Drove through a very heavy thunderstorm on the way home from Wisconsin on Labor Day. Torrential rain, lots of lightning. As my wife and I approached Port Washington, the rains lightened as the tempest headed out over Lake Michigan. We drove to the Port Washington harbor to see what we could see.
What we saw, just for a few moments, was the sun breaking through the clouds and casting rays over the harbor. Some large drops of rain were still falling as I fired off a half dozen shots. The tricky thing about this kind of shot is to make sure you've exposed properly, otherwise, you get blown out areas of pure white, and nothing in post processing can adequately fix those. I'd fire a shot, take a peek at the image's histogram and note with dismay the large areas of pure white, make an adjustment, meter on a bright but not too bright area of the scene and fire again, all the while hoping the magical view stuck around until I got it right.
Number six was the charm. And then the scene disappeared.
In post processing, where I only adjusted levels, I noticed that the dark areas of the image were riddled with small white spots. I thought to myself that I must have done something to mess up the camera's sensor while changing lenses in the rain. Great. I checked other images taken after this scene, and strangely enough, the spots weren't there. What was up?
It was only after I had meticulouly removed each and every white spot that I concluded that the spots were backlit drops of rain. Oh.

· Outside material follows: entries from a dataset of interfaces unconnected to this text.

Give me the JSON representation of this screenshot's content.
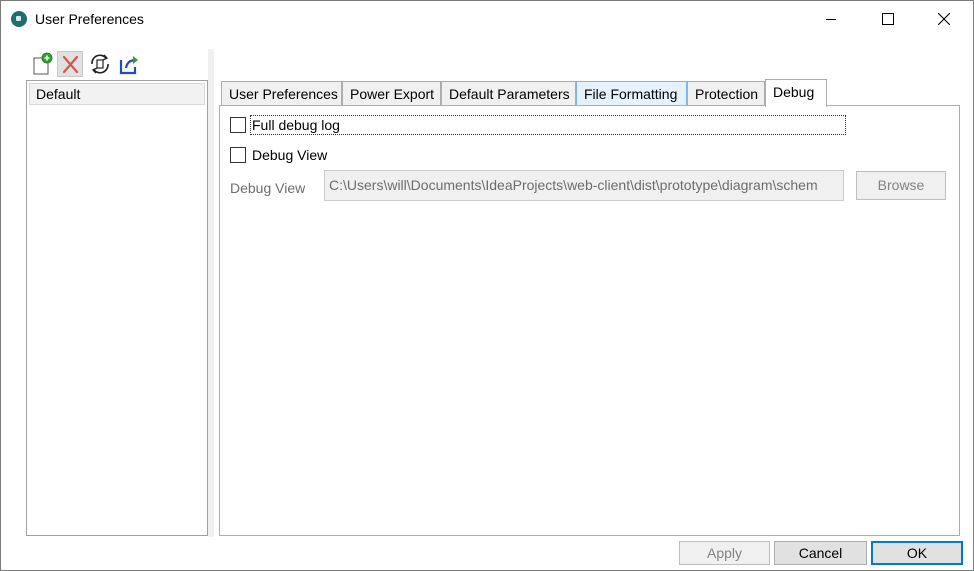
{
  "window": {
    "title": "User Preferences",
    "controls": {
      "minimize": "minimize-icon",
      "maximize": "maximize-icon",
      "close": "close-icon"
    }
  },
  "toolbar": {
    "buttons": [
      {
        "icon": "new-document-icon"
      },
      {
        "icon": "delete-icon"
      },
      {
        "icon": "refresh-icon"
      },
      {
        "icon": "export-icon"
      }
    ]
  },
  "tree": {
    "items": [
      {
        "label": "Default"
      }
    ]
  },
  "tabs": [
    {
      "label": "User Preferences"
    },
    {
      "label": "Power Export"
    },
    {
      "label": "Default Parameters"
    },
    {
      "label": "File Formatting"
    },
    {
      "label": "Protection"
    },
    {
      "label": "Debug"
    }
  ],
  "debug": {
    "full_debug_log_label": "Full debug log",
    "debug_view_label": "Debug View",
    "path_label": "Debug View",
    "path_value": "C:\\Users\\will\\Documents\\IdeaProjects\\web-client\\dist\\prototype\\diagram\\schem",
    "browse_label": "Browse"
  },
  "footer": {
    "apply_label": "Apply",
    "cancel_label": "Cancel",
    "ok_label": "OK"
  },
  "colors": {
    "accent": "#0078d7",
    "tab_highlight": "#e5f1fb",
    "app_icon": "#1e6e6a"
  }
}
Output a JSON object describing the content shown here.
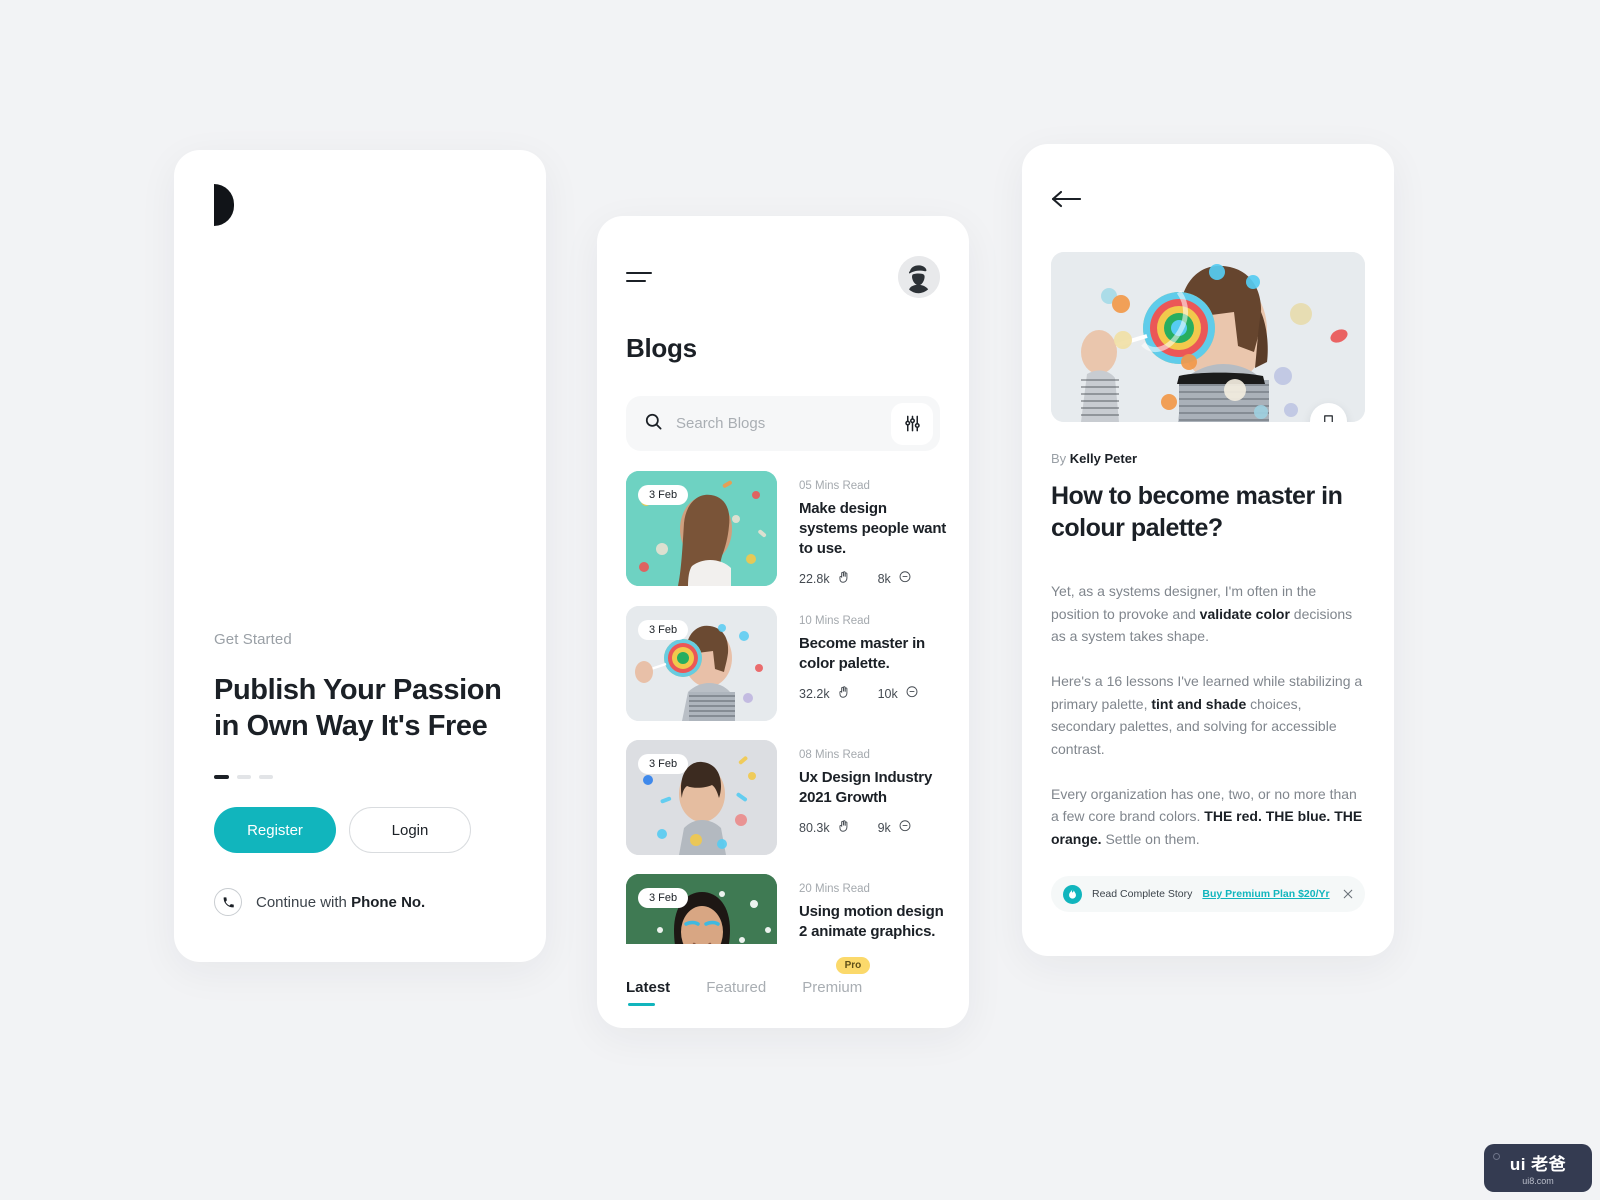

Maybe I should have left them in.
Photograph © 2010 James Jordan.